Machines are increasingly doing “intelligent” things. Face recognition algorithms use a large dataset of photos labeled as having a face or not to estimate a function that predicts the presence y of a face from pixels x. This similarity to econometrics raises questions: How do these new empirical tools fit with what we know? As empirical economists, how can we use them? We present a way of thinking about machine learning that gives it its own place in the econometric toolbox. Machine learning not only provides new tools, it solves a different problem. Specifically, machine learning revolves around the problem of prediction, while many economic applications revolve around parameter estimation. So applying machine learning to economics requires finding relevant tasks. Machine learning algorithms are now technically easy to use: you can download convenient packages in R or Python. This also raises the risk that the algorithms are applied naively or their output is misinterpreted. We hope to make them conceptually easier to use by providing a crisper understanding of how these algorithms work, where they excel, and where they can stumble—and thus where they can be most usefully applied.
Sendhil also recently gave an interesting talk at the Stanford Center on Global Poverty and Development on applying machine learning to poverty alleviation:
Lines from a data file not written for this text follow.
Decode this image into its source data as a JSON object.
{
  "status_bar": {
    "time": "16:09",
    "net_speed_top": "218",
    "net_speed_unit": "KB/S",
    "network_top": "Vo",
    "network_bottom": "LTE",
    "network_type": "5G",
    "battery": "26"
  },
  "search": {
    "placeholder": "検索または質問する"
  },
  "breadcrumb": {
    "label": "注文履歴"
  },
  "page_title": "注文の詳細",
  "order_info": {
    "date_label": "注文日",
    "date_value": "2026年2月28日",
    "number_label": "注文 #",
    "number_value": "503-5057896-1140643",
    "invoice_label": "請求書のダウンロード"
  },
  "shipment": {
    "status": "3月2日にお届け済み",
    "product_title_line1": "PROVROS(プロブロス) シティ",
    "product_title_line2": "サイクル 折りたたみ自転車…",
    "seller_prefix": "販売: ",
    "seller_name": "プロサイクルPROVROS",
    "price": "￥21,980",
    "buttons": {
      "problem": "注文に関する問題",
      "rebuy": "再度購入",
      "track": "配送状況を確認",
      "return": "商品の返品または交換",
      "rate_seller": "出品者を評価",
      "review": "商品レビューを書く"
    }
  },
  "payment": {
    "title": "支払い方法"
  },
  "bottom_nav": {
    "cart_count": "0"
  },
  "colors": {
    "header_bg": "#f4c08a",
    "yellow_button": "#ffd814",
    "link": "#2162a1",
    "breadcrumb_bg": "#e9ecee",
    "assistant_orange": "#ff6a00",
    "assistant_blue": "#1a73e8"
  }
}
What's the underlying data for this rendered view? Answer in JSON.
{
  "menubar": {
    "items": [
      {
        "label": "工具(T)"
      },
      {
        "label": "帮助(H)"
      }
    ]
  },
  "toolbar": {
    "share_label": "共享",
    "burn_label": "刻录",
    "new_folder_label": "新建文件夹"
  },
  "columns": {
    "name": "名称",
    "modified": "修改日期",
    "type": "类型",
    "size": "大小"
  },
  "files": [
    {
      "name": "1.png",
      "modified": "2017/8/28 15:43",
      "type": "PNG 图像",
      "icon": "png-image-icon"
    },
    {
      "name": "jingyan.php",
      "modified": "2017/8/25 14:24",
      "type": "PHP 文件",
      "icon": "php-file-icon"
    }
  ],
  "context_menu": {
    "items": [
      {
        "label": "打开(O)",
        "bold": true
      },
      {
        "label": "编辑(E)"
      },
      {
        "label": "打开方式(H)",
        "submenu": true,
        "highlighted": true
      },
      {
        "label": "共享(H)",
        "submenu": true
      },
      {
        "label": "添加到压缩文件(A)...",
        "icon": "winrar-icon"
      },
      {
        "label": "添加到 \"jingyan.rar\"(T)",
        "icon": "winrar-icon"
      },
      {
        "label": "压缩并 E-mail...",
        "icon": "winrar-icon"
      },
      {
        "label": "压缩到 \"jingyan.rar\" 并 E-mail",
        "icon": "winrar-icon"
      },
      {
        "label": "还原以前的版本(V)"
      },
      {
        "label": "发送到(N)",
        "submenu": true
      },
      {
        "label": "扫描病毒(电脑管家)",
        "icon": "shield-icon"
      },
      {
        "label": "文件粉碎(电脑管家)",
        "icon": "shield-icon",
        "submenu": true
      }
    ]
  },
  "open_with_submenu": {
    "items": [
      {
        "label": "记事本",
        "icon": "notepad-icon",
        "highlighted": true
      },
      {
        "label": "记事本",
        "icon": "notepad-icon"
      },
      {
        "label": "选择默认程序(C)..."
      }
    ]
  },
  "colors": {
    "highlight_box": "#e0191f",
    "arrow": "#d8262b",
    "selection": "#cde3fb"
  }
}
The field of artificial intelligence (AI) strives to build rational agents, capable of perceiving the world around them and taking actions to advance specified goals. Put another way, AI researchers aim to construct a synthetic homo economicus, the mythical perfectly rational agent of neoclassical economics.
We review progress towards creating this new species of machine, machina economicus, and discuss some challenges in designing AIs that can reason effectively in economic contexts. Supposing that AI succeeds in this quest, or at least comes close enough that it is useful to think about AIs in rationalistic terms, we ask how to design the rules of interaction in multi-agent systems that come to represent an economy of AIs. Theories of normative design from economics may prove more relevant for artificial agents than human agents, with AIs that better respect idealized assumptions of rationality than people, interacting through novel rules and incentive systems quite distinct from those tailored for people.
Indeed, economics often assumes rational economic reasoning (e.g. maximize some utility function under some income constraints) as a good first approximation of human behavior and AI agents could be the closest to these idealized rational agents. In AI however, the agents are taking inputs and produce outputs without optimizing a utility function. They do minimize a loss function when they try to fit a machine learning model but once in production they mechanically use trained models to produce outcomes that the agent designer (a human) has ordered. The utility function of the agent inherited from the designer could be as irrational as the utility function of a human being. For instance, AI agents could easily reproduce the tragedy of the commons if the designer only optimizes the individual AI agent strategy and ignores the negative externalities.